## Problem details
In the listing below, find each line with the string "CHAPTER" and report it.

## Input for this task

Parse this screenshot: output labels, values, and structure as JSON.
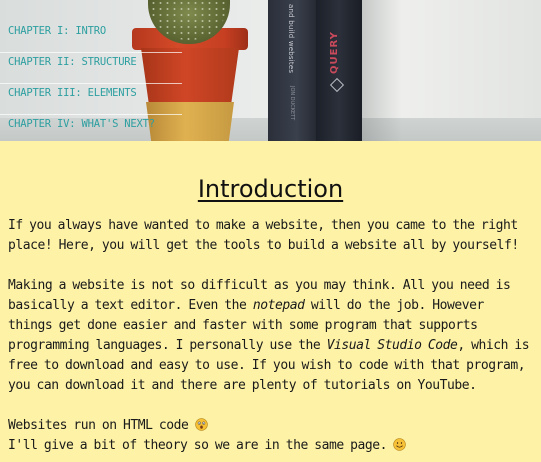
{
  "nav": {
    "items": [
      {
        "label": "CHAPTER I: INTRO"
      },
      {
        "label": "CHAPTER II: STRUCTURE"
      },
      {
        "label": "CHAPTER III: ELEMENTS"
      },
      {
        "label": "CHAPTER IV: WHAT'S NEXT?"
      }
    ]
  },
  "hero": {
    "book1_spine": "and build websites",
    "book1_author": "JON DUCKETT",
    "book2_spine": "QUERY"
  },
  "main": {
    "title": "Introduction",
    "paragraph1": "If you always have wanted to make a website, then you came to the right place! Here, you will get the tools to build a website all by yourself!",
    "paragraph2_part1": "Making a website is not so difficult as you may think. All you need is basically a text editor. Even the ",
    "paragraph2_em1": "notepad",
    "paragraph2_part2": " will do the job. However things get done easier and faster with some program that supports programming languages. I personally use the ",
    "paragraph2_em2": "Visual Studio Code",
    "paragraph2_part3": ", which is free to download and easy to use. If you wish to code with that program, you can download it and there are plenty of tutorials on YouTube.",
    "line3": "Websites run on HTML code",
    "line4": "I'll give a bit of theory so we are in the same page."
  },
  "icons": {
    "emoji1": "astonished-face-icon",
    "emoji2": "smiling-face-icon"
  },
  "colors": {
    "nav_link": "#2d9fa0",
    "content_bg": "#fdf2a6"
  }
}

## Reply
        "label": "CHAPTER I: INTRO"
        "label": "CHAPTER II: STRUCTURE"
        "label": "CHAPTER III: ELEMENTS"
        "label": "CHAPTER IV: WHAT'S NEXT?"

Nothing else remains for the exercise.